• 39°

Wanting to preserve

Ironton resident Elle Dew is on a mission to save the Ironton-Russell Bridge. The bridge is the last of its kind in the country.

Ironton resident Elle Dew is on a mission to save the Ironton-Russell Bridge. The bridge is the last of its kind in the country.

Ironton resident starts petition to save Ironton-Russell Bridge

Preserving the 93-year-old Ironton-Russell Bridge is something that Ironton resident Elle Dew has decided to put on her shoulders with a petition that she started less than three weeks ago, which has already gained more than 800 signatures.

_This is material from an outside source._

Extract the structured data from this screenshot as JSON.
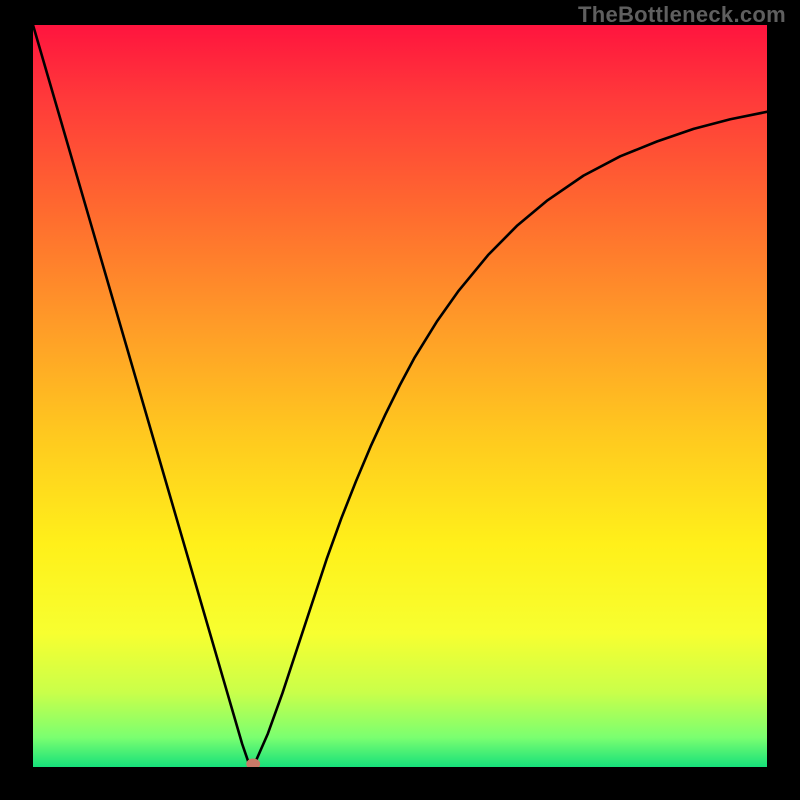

Currently, part of the contract with the construction company building the new bridge is to demolish it.

“This is the last bridge of its kind in the country,” Dew said. “Do we need to destroy the only thing left of its kind?”

The bridge, built in 1922 by the Wisconsin Bridge and Iron Co., is the country’s last cantilever bridge with a suspended Baltimore truss span. Cable bridges became more popular in the late 20th century, according to historicbridges.org.

Dew said she came up with the idea to preserve the bridge for pedestrian purposes while taking a class at Ohio University Southern, where her professor told her to write a 500-word essay on something that interested her.

“I’ve driven on that bridge so many times. The more research I did, the more fascinating it became,” Dew said. “I then got permission to start a petition, the National Bridge Historical Society published the link to my petition on their website and I created a Save the Ironton-Russell Bridge Facebook page.”

Dew’s petition was started on change.org once all of the information on the bridge was verified.

The bridge was also the only bridge crossing the Ohio River between Cincinnati and Parkersburg, West Virginia, at the time it was constructed and was privately owned before the Ohio Department of Transportation (ODOT) purchased it for renovations.

Dew said she is planning on going to the main ODOT office in Columbus when she feels enough signatures are obtained for the saving of the bridge to even be considered.

“Saving the bridge is going to be rather challenging to move forward,” Kathleen Fuller, ODOT public information officer of District 9, said. “In the contract to construct the new bridge, it is also to destroy the old one. If there is interest from a group or someone who would want to take it over to preserve and maintain, there would be a significant cost.”

Fuller said that for now ODOT is going to continue to proceed with the contract that is written, although Dew is not worried about the contract, saying that it can be broken if enough is done about it.

“I’m taking this one step at a time,” Dew said. “I know there are a lot of things that need to happen including who would take ownership of the bridge, but right now I’m just worried about getting signatures. I want it to be impressive enough when I go up there.” Dew’s goal is 20,000 signatures for her petition, which has gained supporters from all across the country.

“I’m hoping to go to ODOT by December, but I will wait until I feel I have enough signatures and support,” Dew said.

The new bridge is not expected to be open until late next year at the earliest or early in 2017.